> [Aim of the task]: Where a line below includes the word "original", copy that line.

━━━━━━━━

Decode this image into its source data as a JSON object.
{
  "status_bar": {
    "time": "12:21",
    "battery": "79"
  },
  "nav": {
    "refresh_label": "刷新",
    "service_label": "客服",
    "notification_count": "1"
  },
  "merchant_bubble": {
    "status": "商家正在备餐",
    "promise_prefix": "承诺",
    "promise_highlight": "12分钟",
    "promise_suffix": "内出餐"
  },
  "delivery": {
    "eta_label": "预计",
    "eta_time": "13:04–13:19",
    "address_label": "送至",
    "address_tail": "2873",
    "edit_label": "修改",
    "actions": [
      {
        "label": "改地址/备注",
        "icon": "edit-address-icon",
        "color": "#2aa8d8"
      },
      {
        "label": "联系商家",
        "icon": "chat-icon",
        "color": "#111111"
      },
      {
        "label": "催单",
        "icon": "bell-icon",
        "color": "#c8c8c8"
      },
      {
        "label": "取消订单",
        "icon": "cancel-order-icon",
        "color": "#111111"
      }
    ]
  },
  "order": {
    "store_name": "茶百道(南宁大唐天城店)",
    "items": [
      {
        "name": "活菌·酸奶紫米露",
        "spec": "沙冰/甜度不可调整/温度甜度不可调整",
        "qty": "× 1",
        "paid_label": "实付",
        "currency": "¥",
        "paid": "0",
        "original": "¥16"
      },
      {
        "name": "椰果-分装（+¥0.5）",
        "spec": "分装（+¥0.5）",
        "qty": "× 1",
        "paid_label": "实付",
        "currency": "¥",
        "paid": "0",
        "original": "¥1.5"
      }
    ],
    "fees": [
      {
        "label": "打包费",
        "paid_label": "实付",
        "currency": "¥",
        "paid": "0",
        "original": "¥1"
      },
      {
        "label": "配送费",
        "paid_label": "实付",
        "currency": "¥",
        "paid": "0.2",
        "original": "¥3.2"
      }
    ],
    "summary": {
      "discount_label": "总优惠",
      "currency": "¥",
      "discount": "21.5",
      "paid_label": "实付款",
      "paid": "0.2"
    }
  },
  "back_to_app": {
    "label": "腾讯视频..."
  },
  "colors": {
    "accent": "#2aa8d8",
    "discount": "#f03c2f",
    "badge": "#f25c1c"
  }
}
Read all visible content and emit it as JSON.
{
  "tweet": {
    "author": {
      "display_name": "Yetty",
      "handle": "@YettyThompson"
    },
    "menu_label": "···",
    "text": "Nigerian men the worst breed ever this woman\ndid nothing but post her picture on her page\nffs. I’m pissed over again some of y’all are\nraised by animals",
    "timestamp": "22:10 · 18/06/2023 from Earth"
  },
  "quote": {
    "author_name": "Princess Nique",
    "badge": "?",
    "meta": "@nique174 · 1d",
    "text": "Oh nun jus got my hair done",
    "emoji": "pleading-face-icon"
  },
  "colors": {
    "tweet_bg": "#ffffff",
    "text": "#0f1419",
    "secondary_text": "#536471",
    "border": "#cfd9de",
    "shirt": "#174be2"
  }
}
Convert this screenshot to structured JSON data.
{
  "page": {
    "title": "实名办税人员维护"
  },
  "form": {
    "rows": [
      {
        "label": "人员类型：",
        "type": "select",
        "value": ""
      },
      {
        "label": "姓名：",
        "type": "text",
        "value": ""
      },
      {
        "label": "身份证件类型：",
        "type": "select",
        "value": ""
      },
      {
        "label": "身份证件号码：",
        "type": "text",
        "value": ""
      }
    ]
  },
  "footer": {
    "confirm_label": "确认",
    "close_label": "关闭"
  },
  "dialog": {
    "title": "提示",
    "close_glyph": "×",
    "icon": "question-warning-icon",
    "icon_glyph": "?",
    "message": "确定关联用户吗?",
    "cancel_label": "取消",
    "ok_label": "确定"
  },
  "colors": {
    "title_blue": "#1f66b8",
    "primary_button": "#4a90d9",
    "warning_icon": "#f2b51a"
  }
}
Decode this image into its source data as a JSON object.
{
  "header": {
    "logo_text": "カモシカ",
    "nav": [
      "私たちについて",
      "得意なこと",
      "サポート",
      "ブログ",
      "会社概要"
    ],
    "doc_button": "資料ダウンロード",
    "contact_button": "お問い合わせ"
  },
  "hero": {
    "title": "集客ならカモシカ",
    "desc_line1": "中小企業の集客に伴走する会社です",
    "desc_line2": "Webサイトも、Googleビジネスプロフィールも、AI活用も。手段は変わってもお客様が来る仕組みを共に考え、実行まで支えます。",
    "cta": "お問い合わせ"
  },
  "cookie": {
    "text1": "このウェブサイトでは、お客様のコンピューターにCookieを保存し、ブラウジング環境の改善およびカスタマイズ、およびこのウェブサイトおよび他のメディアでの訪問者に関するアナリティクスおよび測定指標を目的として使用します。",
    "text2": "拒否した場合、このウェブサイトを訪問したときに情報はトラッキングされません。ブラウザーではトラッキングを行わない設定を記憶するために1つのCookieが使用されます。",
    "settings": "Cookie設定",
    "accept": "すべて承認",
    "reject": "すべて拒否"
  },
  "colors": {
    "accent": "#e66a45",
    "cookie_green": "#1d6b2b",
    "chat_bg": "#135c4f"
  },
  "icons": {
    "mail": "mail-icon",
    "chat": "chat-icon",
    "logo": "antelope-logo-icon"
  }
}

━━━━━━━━

> [Task result]:
        "original": "¥16"
        "original": "¥1.5"
        "original": "¥1"
        "original": "¥3.2"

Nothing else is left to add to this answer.